for--not because, as if love were the cause of forgiveness, but
"inasmuch as," or "in proof of which." The latter clause of the verse,
and the whole structure of the parable, plainly show this to be the
little forgiven . . . loveth little--delicately ironical intimation of
no love and no forgiveness in the present case.
48. said unto her, &c.--an unsought assurance, usually springing up
unexpected in the midst of active duty and warm affections, while often
it flies from those who mope and are paralyzed for want of it.
49, 50. they that sat . . . Who is this, &c.--No wonder they were
startled to hear One who was reclining at the same couch, and partaking
of the same hospitalities with themselves, assume the awful prerogative
of "even forgiving sins." But so far from receding from this claim, or
softening it down, our Lord only repeats it, with two precious
additions: one, announcing what was the one secret of the "forgiveness"
she had experienced, and which carried "salvation" in its bosom; the
other, a glorious dismissal of her in that "peace" which she had already
felt, but is now assured she has His full warrant to enjoy!

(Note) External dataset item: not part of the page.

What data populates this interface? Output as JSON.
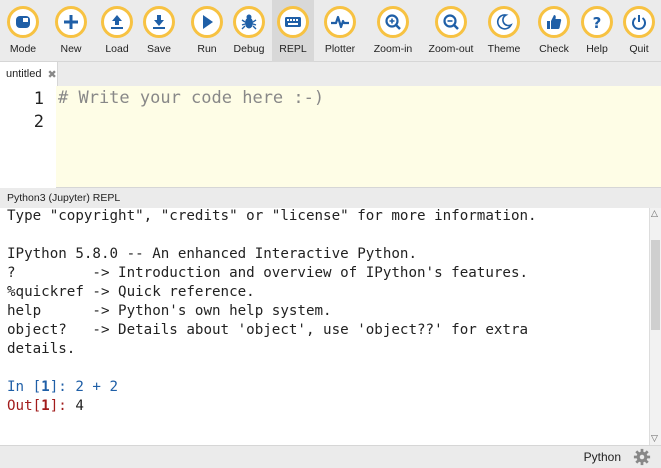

This
wonderful scene teaches two very weighty truths: (1)
Though there be degrees of guilt, insolvency, or inability to wipe out the
dishonor done to God, is common to all sinners. (2)
As Christ is the Great Creditor to whom all debt, whether great or small,
contracted by sinners is owing, so to Him belongs the
prerogative of forgiving it. This latter truth is brought out in the
structure and application of the present parable as it is nowhere else.
Either then Jesus was a blaspheming deceiver, or He is God manifest in